The next morning the locum boss from the day before was no longer employed, replaced by one of the departments regular consultants, who came in for the morning short stay ward round and disappeared to their office shortly after. No mention of the day before. No acknowledgement of what had been in no uncertain terms a shit day. No debrief, no welfare check, nothing. In fairness, they probably didn’t even know quite how awful a day it had been.
It wasn’t until some months later that I actually realised the twitching behind my left eye every time I walked anywhere near the hospital wasn’t caused by the brain tumour that I had convinced myself was growing inside my head, but was in fact my stress reaction to that shift. My inability or the lack of opportunity to deal in a constructive way to the trauma of that day had produced physical symptoms that would last for weeks. I suppose it could be termed a form of PTSD.
And the respect for my regular boss never fully recovered.
This event happened 15 years ago. Since that time there have been many clinically challenging days. Shifts filled with sadness that have the potential to engulf us if we were to let them. Shifts with events that hurt just that little bit more because of personal things in our own lives that collide with those of our patients, but have to remain unspoken. Child death, cancer diagnoses in patients of a similar age to ourselves or our loved ones. Bad news conversations that don’t quite go as well as we would have liked, the piercing scream of the mother when you say the words that no parent ever wants to hear. These days stay with you. You carry them, probably forever.
But now, with a decade and a half more experience than I had on what I have often referred to as ‘biker day’, it’s rarely the clinical events that leave me with a twitching eye and fitful sleep.
A few years ago I woke in the early hours in a cold sweat with a racing heart. After a particularly difficult run of shifts over the winter period, my nighttime dreams had been dominated by the juggling of multiple sick patients through the relatively small resus. room we have in our department. Every space was full and the red phone was constantly ringing. Another three critically unwell patients were on their way to hospital, and I had no where to put them when they arrived. Which patient was stable enough to move out of resus. to make space for a new one? And where could I move them to; every available space in the entire department was full. What if I made the wrong decision and someone was harmed? What if someone died as a result; a wrong decision made with the best of intentions? A system under immense pressure. A system totally under resourced for the demand it was experiencing. The knowledge that should I be in coroners court in six months time, the fact that such decisions were made under this immense pressure would have no bearing on the proceedings or my culpability.

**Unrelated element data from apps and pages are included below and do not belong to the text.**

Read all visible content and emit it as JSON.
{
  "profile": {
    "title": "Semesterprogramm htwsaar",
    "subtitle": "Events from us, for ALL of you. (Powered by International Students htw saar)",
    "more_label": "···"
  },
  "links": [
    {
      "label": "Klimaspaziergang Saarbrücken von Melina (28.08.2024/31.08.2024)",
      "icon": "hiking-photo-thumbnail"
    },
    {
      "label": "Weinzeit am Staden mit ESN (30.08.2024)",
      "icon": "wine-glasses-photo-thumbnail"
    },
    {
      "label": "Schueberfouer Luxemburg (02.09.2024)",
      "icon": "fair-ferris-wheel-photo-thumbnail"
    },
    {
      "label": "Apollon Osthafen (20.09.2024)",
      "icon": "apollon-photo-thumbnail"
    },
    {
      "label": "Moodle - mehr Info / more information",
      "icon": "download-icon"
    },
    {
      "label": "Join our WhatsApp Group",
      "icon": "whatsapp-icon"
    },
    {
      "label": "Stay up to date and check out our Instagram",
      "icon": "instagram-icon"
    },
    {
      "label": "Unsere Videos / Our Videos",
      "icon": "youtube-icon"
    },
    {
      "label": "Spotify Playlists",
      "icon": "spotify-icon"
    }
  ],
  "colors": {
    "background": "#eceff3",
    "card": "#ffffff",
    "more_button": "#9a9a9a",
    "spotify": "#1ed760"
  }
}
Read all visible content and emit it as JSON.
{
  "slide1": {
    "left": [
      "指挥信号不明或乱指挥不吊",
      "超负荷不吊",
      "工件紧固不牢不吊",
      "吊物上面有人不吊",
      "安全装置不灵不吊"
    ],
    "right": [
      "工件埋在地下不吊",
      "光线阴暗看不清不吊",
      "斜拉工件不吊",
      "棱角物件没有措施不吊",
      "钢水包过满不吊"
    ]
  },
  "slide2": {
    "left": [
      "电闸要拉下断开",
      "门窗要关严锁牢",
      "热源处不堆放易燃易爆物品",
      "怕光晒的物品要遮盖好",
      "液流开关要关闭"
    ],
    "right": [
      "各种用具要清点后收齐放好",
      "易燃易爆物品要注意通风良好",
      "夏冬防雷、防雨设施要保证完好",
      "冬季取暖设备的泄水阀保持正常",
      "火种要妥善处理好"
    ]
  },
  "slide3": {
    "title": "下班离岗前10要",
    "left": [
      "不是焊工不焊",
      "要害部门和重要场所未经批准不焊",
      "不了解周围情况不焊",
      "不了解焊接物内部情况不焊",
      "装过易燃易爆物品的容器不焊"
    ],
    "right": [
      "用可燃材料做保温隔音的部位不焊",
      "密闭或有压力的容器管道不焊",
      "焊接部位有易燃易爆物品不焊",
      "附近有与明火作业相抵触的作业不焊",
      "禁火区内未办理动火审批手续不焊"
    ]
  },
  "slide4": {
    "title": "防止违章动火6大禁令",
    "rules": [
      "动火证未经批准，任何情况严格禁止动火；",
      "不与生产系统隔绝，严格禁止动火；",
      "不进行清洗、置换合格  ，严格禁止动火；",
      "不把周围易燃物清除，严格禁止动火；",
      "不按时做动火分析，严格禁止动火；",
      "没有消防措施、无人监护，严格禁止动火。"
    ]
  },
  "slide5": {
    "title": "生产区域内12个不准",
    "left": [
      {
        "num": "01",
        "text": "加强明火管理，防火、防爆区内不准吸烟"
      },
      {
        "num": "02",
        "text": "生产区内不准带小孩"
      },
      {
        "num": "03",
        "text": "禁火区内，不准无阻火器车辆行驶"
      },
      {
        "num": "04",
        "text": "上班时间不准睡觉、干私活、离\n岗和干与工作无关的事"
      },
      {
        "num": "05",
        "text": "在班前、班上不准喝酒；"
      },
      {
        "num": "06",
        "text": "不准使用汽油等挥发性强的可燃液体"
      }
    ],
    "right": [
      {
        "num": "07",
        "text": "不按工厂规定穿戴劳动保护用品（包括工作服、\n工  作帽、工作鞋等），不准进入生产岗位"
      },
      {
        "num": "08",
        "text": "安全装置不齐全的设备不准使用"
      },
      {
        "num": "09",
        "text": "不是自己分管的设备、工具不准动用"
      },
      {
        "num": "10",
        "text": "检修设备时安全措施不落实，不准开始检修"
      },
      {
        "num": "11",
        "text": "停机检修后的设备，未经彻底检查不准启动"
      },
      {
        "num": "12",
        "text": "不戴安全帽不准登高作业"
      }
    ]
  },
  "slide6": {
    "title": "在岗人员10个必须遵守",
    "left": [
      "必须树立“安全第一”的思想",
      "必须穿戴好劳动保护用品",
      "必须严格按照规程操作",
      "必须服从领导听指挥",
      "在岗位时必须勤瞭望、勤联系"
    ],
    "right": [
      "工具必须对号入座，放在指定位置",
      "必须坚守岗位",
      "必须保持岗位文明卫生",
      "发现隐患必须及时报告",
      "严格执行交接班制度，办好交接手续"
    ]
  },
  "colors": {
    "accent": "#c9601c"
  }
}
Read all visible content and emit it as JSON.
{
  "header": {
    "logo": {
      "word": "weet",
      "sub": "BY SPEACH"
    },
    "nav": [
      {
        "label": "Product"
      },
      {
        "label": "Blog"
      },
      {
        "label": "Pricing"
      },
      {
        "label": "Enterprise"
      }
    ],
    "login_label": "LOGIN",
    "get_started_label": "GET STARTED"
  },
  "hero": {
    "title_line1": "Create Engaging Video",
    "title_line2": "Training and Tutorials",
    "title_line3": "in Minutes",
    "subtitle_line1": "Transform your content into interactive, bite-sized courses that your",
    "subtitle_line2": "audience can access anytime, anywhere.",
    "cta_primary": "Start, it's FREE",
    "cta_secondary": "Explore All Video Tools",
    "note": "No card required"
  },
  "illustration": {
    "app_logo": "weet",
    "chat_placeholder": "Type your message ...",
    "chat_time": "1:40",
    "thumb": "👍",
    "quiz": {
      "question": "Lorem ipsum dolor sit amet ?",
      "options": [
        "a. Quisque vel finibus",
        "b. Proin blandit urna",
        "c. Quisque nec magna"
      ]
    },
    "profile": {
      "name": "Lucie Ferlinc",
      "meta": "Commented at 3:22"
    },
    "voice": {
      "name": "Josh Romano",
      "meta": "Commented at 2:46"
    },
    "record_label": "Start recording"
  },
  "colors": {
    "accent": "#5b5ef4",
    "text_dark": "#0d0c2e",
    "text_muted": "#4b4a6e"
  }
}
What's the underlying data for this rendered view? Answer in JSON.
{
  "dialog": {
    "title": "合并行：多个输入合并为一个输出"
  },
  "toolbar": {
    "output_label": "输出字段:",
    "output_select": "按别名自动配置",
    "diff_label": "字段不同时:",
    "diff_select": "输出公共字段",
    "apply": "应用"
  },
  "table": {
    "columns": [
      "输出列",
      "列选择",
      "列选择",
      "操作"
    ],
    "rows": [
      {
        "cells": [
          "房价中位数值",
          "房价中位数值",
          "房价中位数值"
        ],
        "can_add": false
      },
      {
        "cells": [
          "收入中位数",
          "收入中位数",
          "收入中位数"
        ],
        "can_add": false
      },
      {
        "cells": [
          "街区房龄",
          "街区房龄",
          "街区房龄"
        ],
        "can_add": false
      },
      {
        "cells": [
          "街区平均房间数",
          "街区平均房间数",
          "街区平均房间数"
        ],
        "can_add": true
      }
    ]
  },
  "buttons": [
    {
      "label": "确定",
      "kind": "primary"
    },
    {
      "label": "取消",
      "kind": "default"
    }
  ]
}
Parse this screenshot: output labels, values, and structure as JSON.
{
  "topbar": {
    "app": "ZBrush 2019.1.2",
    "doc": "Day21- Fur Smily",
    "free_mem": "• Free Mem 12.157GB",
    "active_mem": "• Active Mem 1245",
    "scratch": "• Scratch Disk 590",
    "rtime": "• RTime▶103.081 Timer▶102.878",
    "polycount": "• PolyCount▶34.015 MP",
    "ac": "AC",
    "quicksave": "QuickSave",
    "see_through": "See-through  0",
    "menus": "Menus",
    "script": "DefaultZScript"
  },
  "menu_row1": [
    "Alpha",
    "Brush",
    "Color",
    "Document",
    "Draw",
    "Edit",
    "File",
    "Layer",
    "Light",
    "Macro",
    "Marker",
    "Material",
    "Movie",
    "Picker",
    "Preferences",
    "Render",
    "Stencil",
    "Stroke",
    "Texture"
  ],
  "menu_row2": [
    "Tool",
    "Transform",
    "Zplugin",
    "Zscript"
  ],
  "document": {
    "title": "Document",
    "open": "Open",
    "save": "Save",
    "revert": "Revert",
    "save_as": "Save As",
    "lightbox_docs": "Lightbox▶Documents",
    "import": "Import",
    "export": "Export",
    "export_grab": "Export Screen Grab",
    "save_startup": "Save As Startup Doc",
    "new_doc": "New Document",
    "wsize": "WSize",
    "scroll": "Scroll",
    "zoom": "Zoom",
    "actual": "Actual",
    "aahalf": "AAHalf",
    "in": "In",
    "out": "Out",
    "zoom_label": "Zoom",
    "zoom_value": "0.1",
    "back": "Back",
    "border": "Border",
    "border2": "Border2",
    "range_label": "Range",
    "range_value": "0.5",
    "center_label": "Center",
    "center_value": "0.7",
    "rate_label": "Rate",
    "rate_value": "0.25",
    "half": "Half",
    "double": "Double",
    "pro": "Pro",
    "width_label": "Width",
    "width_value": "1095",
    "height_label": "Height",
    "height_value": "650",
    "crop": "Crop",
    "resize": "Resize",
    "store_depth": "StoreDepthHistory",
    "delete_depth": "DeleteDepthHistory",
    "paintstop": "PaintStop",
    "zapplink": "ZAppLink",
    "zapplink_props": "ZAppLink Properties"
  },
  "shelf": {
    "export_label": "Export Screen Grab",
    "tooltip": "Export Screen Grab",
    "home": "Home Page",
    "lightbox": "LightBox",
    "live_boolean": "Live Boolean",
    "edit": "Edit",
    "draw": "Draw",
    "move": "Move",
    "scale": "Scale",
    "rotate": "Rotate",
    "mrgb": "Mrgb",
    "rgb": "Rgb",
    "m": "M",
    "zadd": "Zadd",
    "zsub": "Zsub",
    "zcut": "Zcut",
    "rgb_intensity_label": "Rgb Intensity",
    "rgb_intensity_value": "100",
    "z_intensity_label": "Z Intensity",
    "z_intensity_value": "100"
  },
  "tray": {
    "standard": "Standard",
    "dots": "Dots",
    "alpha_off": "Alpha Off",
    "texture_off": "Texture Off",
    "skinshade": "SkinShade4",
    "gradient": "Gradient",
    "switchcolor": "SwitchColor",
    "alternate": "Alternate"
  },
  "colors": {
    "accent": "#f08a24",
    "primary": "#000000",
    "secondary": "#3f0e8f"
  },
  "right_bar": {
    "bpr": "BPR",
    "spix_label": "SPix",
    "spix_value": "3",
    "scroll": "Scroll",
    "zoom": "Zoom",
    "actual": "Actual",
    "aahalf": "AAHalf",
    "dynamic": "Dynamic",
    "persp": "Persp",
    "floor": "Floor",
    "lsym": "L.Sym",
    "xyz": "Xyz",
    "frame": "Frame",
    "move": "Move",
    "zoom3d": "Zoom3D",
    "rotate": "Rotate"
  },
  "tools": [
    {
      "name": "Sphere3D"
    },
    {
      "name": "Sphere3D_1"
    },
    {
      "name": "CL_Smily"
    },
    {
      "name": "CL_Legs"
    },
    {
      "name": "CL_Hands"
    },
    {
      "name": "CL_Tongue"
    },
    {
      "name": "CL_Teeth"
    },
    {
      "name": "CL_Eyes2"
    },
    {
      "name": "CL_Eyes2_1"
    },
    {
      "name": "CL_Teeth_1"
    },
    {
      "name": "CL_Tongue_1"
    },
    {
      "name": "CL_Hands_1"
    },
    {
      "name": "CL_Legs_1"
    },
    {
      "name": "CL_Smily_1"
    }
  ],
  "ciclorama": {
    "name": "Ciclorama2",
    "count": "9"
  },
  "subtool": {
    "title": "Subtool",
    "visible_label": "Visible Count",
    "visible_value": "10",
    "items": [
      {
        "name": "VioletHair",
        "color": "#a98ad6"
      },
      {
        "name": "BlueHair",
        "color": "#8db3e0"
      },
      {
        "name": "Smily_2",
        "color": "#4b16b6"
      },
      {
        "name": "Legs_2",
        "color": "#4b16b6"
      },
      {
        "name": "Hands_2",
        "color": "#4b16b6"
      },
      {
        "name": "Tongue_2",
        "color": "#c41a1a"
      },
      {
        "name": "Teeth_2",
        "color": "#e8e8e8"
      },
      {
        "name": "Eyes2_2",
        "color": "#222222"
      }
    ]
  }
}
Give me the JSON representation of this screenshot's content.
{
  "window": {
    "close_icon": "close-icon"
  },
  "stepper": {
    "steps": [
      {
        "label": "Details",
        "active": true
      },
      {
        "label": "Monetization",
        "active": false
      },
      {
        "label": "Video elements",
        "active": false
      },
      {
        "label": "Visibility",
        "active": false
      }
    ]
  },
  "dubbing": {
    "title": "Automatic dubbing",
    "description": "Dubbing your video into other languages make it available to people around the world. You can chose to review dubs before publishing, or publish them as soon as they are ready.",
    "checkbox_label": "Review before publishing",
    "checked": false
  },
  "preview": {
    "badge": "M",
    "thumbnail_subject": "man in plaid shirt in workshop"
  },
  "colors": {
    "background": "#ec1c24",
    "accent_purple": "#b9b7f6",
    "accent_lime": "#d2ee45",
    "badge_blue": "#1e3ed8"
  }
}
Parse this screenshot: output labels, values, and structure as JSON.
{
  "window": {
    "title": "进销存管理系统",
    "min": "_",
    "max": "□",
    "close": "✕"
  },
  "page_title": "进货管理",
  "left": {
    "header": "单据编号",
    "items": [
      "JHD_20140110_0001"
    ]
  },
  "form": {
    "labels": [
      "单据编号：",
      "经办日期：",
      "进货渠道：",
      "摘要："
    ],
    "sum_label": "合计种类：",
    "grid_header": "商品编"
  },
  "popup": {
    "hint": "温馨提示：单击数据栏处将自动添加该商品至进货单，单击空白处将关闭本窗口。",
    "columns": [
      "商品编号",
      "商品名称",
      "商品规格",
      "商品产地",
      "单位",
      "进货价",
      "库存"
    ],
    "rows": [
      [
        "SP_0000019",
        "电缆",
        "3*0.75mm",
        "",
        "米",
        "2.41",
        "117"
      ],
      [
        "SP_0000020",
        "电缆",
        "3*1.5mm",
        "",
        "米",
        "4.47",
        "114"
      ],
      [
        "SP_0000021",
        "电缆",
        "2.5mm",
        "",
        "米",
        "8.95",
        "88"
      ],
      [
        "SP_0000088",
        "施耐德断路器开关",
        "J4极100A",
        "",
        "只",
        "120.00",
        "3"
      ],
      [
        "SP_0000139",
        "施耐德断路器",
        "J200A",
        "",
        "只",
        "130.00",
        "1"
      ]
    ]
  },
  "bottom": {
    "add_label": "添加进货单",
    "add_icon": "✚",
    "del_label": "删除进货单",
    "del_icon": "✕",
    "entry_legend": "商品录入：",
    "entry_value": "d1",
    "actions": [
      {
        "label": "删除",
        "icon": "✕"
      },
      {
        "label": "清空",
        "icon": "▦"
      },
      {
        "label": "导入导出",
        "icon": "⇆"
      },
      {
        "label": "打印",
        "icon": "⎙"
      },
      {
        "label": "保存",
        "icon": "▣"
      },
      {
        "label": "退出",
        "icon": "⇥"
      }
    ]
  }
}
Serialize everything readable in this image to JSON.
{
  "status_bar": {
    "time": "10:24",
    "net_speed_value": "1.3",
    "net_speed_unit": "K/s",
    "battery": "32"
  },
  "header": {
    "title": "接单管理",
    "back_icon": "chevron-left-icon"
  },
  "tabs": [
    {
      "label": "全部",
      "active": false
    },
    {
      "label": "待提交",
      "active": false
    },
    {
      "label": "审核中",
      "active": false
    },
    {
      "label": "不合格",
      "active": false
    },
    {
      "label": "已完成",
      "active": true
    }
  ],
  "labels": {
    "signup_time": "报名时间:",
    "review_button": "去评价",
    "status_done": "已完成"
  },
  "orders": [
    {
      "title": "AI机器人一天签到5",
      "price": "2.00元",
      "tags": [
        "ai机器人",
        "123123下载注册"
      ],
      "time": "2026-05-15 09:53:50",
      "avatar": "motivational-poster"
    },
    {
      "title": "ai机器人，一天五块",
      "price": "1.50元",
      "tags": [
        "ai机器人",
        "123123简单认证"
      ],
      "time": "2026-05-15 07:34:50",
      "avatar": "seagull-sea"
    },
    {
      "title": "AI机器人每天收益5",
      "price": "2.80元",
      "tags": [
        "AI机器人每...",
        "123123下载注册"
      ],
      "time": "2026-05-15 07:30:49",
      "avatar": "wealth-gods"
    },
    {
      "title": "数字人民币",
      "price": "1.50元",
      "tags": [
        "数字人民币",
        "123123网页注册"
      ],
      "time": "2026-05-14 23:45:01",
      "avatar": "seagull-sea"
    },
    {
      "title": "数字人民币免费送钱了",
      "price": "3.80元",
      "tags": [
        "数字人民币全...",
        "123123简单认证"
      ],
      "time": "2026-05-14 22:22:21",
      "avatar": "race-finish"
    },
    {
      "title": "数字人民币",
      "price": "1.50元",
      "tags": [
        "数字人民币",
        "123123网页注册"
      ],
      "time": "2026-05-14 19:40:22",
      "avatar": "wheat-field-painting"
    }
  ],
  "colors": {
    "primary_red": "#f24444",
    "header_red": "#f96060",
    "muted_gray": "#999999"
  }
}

More recently fitful sleep, and the need to reach for a large glass of wine at the end of the day, is generally the result of organisational and political issues rather than clinical ones. The drive to achieve targets, the ongoing discord between financial pressures and safe staffing, the substandard care due to lack of resources outwith our control. Rota gaps. Recruitment issues. Unprecedented growth in demand but within a system that works at a speed barely sufficient to stand still. Layers of bureaucracy. Feeling squashed by an inflexible system with its seeming massive disconnect to so called patient centred care.
These issues make ‘biker day’ seem an easy challenge; I’ve trained for those days. The rest of the ‘stuff’ that now occupies by dreams (or should I say nightmares) is far harder to leave at work at the end of my shift. I went into medicine to help patients. I trained to that end. I am still driven with that end in mind. But these days my ‘biker day’ nightmares don’t include patients; they are all about the organisationally constructed trauma imposed on me by political targets. What is this punitive culture doing to us?